Consider, for example, a region that has been identified as a “food desert” or a community with low high school pass rates. Once these identifiers are attached to a person’s health record, are they protected? Equally important is the question of how payers and providers collaborate with social service agencies to improve patient health while safeguarding PHI.
Need for Oversight
Fundamentally, defining the scope and boundaries of how SDoH factor into the PHI equation will require federal intervention. Oversight of how nonclinical and nontraditional data are protected is not something that health plans and providers are likely to take up on their own in terms of self-regulation. It will necessitate that the industry come together with input from all stakeholders—including the HIT vendor community—to determine the best way forward to both protect and help patients.
As industry discussions evolve, one important first step will be to garner an understanding of what SDoH are truly relevant to care management and better decision making. The buzz around social determinants is still new, but as more evidence emerges in terms of how stakeholders are extracting significant value from SDoH initiatives, the industry will be better positioned to narrow and define the factors that truly move the needle on outcomes.
HIT vendors—especially those operating in the care management and population health space—are wise to start discussions of their own in terms of capturing SDoH and potentially addressing the data as PHI going forward. Most solutions are built around capturing structured diagnostic and procedure codes such as ICD-10 and CPT, but that paints only a sliver—20%—of the patient story as it relates to overall health.
New Z codes introduced through ICD-10 are a step in the right direction. These codes identify several SDoH factors related to potential health hazards in socioeconomic and psychosocial circumstances. Yet, they are limited in what they address, and the reimbursement criteria remains unclear, making it difficult to implement them.
The ability to pair that information with an understanding of a person’s environment, financial status, or access to care will become increasingly important as the industry continues its shift to whole-person, patient-centered care. For example, VirtualHealth currently partners with Aunt Bertha, an SDoH referral platform, to support SDoH functionality in its HELIOS care management platform. This collaboration enables care managers to find publicly available resources for members. The idea is to proactively lay the groundwork to ensure members’ SDoH information is protected even though HIPAA has not laid out processes and regulation for bringing those data into an EHR and subsequently sharing them with other health care entities.
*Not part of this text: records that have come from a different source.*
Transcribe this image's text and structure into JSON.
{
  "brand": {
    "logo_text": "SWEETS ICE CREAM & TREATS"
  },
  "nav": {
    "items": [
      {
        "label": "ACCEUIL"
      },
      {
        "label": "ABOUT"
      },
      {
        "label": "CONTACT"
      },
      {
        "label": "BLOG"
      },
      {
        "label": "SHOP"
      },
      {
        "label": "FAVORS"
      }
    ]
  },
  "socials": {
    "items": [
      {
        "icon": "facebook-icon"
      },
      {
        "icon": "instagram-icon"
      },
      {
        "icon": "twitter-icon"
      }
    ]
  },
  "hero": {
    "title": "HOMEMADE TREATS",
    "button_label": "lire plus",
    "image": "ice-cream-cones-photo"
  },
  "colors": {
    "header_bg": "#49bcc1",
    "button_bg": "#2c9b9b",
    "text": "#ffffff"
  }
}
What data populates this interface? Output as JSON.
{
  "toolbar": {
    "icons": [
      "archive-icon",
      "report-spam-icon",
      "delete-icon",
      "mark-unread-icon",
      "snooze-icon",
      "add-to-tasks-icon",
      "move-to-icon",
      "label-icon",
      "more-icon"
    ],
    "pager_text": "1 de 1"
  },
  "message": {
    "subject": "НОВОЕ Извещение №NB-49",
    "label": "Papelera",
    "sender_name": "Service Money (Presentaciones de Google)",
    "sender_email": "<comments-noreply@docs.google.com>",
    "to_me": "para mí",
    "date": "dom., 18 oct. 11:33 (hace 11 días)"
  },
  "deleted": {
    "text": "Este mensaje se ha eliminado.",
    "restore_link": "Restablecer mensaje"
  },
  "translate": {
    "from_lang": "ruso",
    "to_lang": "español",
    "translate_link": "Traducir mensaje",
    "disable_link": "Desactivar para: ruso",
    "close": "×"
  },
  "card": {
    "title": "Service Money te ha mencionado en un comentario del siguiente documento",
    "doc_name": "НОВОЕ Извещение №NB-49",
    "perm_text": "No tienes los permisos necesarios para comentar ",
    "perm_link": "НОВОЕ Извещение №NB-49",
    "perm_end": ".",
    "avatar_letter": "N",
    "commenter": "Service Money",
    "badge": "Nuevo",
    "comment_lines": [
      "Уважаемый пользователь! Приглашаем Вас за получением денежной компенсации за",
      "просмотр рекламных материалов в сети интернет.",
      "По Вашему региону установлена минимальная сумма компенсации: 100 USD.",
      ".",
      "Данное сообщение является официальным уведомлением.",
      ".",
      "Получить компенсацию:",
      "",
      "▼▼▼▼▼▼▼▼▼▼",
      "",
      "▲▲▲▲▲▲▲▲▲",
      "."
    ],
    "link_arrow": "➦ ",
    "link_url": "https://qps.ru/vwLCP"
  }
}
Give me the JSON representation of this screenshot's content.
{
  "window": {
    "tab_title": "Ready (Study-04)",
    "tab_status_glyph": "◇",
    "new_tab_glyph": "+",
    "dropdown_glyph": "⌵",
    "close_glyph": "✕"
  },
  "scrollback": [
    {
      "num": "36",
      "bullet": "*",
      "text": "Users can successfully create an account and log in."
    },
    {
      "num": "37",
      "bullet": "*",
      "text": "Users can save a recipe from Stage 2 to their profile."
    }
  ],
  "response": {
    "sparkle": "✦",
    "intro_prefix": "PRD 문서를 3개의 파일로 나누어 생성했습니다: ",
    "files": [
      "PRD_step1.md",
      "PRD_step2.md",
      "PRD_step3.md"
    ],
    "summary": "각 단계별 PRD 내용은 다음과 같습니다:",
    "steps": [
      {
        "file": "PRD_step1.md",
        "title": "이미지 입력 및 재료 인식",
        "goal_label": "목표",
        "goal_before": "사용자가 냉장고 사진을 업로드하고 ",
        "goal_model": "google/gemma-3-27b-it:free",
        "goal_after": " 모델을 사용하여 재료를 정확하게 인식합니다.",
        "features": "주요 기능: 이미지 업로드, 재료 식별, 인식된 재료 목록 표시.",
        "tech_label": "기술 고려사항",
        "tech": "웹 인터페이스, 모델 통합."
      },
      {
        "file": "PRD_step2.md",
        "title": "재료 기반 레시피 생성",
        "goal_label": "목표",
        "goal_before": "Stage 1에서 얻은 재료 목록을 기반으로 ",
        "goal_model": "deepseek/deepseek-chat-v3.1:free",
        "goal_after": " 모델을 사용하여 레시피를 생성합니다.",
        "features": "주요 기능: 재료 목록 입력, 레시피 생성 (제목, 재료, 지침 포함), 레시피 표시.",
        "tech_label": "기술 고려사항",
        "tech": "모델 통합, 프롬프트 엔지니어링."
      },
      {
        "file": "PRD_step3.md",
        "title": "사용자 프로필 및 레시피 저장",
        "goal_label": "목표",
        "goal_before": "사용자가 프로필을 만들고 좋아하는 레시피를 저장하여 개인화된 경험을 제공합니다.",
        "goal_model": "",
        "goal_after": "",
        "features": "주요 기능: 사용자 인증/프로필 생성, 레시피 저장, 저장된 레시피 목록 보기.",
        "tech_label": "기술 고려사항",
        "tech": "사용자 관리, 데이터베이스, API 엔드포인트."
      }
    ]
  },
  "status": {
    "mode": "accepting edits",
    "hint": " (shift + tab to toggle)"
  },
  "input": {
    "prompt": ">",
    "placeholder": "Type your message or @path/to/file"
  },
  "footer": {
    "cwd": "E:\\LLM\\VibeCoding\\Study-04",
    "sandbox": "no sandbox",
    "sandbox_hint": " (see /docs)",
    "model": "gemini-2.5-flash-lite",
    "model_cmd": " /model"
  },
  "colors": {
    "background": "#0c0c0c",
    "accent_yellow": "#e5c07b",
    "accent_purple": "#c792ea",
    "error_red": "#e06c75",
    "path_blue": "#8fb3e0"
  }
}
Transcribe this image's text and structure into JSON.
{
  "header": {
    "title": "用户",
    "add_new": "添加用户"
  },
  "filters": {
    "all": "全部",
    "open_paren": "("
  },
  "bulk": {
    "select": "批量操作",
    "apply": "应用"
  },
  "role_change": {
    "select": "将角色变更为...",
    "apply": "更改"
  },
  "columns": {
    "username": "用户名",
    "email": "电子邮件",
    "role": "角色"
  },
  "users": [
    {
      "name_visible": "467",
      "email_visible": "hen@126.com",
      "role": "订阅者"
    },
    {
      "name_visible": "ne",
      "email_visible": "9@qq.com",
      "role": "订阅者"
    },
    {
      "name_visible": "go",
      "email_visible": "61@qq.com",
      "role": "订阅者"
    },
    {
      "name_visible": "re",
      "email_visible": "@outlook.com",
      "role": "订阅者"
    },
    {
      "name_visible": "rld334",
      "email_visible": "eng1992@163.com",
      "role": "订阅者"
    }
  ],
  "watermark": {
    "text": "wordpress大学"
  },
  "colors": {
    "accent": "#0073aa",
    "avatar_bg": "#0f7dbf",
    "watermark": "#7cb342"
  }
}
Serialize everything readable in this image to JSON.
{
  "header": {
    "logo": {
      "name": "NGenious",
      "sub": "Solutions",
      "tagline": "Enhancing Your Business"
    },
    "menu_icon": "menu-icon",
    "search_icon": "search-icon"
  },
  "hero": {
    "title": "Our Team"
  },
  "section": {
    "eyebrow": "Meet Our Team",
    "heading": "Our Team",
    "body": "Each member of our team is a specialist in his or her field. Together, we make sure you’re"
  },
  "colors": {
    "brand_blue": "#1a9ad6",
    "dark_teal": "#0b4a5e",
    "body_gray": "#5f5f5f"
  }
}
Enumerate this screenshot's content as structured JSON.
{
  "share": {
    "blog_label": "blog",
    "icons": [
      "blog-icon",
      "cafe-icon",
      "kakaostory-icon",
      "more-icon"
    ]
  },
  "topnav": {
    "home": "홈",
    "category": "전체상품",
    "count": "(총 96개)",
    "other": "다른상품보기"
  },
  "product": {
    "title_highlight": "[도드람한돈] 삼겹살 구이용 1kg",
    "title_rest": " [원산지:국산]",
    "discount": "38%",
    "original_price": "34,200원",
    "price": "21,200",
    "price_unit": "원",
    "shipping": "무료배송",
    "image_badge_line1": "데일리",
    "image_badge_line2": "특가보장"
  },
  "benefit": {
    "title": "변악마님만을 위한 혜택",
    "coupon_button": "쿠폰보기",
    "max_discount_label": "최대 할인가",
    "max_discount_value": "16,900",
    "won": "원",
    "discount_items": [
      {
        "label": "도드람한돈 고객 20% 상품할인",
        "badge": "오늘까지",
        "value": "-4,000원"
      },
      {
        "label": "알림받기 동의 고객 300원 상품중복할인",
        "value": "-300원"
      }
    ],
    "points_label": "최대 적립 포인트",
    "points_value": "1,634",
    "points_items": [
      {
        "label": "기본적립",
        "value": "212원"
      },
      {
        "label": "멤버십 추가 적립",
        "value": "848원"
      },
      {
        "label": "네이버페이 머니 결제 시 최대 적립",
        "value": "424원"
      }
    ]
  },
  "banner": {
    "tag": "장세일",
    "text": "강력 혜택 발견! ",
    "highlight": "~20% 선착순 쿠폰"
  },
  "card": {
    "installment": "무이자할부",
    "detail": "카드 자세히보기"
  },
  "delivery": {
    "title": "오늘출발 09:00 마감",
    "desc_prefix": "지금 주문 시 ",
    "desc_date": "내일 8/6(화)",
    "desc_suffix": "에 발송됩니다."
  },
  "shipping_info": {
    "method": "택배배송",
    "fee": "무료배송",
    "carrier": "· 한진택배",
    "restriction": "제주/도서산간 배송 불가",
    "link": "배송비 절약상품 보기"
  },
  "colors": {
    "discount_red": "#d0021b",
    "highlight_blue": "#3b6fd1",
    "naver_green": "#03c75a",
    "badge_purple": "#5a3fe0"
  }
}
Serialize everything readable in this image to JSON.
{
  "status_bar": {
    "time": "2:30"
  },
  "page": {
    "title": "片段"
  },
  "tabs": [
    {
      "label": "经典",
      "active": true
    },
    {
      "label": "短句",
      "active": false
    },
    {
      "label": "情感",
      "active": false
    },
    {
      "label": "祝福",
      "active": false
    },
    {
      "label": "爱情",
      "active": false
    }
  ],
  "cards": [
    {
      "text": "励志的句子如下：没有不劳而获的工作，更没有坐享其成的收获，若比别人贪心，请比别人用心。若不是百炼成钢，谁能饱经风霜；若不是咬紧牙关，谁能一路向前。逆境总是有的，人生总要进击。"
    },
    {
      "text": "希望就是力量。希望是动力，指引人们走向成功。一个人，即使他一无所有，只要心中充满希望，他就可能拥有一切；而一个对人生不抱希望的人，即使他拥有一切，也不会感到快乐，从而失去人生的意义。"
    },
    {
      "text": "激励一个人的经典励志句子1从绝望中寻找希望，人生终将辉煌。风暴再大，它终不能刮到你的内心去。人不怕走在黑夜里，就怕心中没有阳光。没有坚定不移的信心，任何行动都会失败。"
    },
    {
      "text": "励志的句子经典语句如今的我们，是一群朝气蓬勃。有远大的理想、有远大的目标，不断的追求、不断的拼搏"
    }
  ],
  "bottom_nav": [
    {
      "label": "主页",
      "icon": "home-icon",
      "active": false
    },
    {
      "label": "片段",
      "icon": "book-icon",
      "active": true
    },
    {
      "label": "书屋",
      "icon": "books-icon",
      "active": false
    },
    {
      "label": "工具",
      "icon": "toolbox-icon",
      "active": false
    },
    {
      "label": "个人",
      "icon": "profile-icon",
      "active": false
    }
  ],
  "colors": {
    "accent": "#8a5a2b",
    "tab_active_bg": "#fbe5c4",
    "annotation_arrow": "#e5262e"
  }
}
In addition, clinicians will increasingly be asked to consider SDoH as part of care planning. Because physicians, nurses, and allied health professionals have not traditionally been trained to work with this information, education will become critical. These professionals’ expertise revolves around human physiology and pharmacology, not how to help someone manage his or her finances. They will need to understand how to engage with this information as part of patient encounters and when dealing with it in EHRs.
The health care industry is wise to invest resources into learning more about SDoH and how they can significantly improve costs and outcomes. However, in tandem with these efforts, stakeholders must also consider how emerging forms of nonclinical data will be protected and covered under HIPAA, as well as the far-reaching impact these decisions will have on processes and systems.
— Hants Williams, PhD, RN, is director of clinical operations at VirtualHealth.